# [Task to carry out]
The entries are to be given again in full. Every word must match.

── Data listing

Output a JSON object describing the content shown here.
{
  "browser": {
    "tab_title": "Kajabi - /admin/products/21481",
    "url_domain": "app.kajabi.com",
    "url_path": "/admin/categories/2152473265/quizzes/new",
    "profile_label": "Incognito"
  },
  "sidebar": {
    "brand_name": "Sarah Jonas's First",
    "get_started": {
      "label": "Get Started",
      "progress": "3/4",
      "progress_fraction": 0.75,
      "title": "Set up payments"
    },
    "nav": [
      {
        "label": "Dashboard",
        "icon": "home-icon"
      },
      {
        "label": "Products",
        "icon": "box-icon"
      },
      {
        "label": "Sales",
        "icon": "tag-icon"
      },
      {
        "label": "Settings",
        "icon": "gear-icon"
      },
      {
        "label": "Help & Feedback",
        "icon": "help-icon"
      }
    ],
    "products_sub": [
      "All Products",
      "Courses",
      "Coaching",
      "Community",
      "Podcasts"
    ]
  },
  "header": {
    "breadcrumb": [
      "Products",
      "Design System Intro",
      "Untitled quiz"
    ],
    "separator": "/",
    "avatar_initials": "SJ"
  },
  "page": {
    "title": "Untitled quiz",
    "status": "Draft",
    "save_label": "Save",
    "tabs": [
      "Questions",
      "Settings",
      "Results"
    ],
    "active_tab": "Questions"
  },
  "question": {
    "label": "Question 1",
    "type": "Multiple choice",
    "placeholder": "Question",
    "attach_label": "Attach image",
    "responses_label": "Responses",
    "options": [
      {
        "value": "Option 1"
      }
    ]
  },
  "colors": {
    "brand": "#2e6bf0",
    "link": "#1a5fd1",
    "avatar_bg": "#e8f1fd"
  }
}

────

# [Response area]
Output a JSON object describing the content shown here.
{
  "browser": {
    "tab_title": "Kajabi - /admin/products/21481",
    "url_domain": "app.kajabi.com",
    "url_path": "/admin/categories/2152473265/quizzes/new",
    "profile_label": "Incognito"
  },
  "sidebar": {
    "brand_name": "Sarah Jonas's First",
    "get_started": {
      "label": "Get Started",
      "progress": "3/4",
      "progress_fraction": 0.75,
      "title": "Set up payments"
    },
    "nav": [
      {
        "label": "Dashboard",
        "icon": "home-icon"
      },
      {
        "label": "Products",
        "icon": "box-icon"
      },
      {
        "label": "Sales",
        "icon": "tag-icon"
      },
      {
        "label": "Settings",
        "icon": "gear-icon"
      },
      {
        "label": "Help & Feedback",
        "icon": "help-icon"
      }
    ],
    "products_sub": [
      "All Products",
      "Courses",
      "Coaching",
      "Community",
      "Podcasts"
    ]
  },
  "header": {
    "breadcrumb": [
      "Products",
      "Design System Intro",
      "Untitled quiz"
    ],
    "separator": "/",
    "avatar_initials": "SJ"
  },
  "page": {
    "title": "Untitled quiz",
    "status": "Draft",
    "save_label": "Save",
    "tabs": [
      "Questions",
      "Settings",
      "Results"
    ],
    "active_tab": "Questions"
  },
  "question": {
    "label": "Question 1",
    "type": "Multiple choice",
    "placeholder": "Question",
    "attach_label": "Attach image",
    "responses_label": "Responses",
    "options": [
      {
        "value": "Option 1"
      }
    ]
  },
  "colors": {
    "brand": "#2e6bf0",
    "link": "#1a5fd1",
    "avatar_bg": "#e8f1fd"
  }
}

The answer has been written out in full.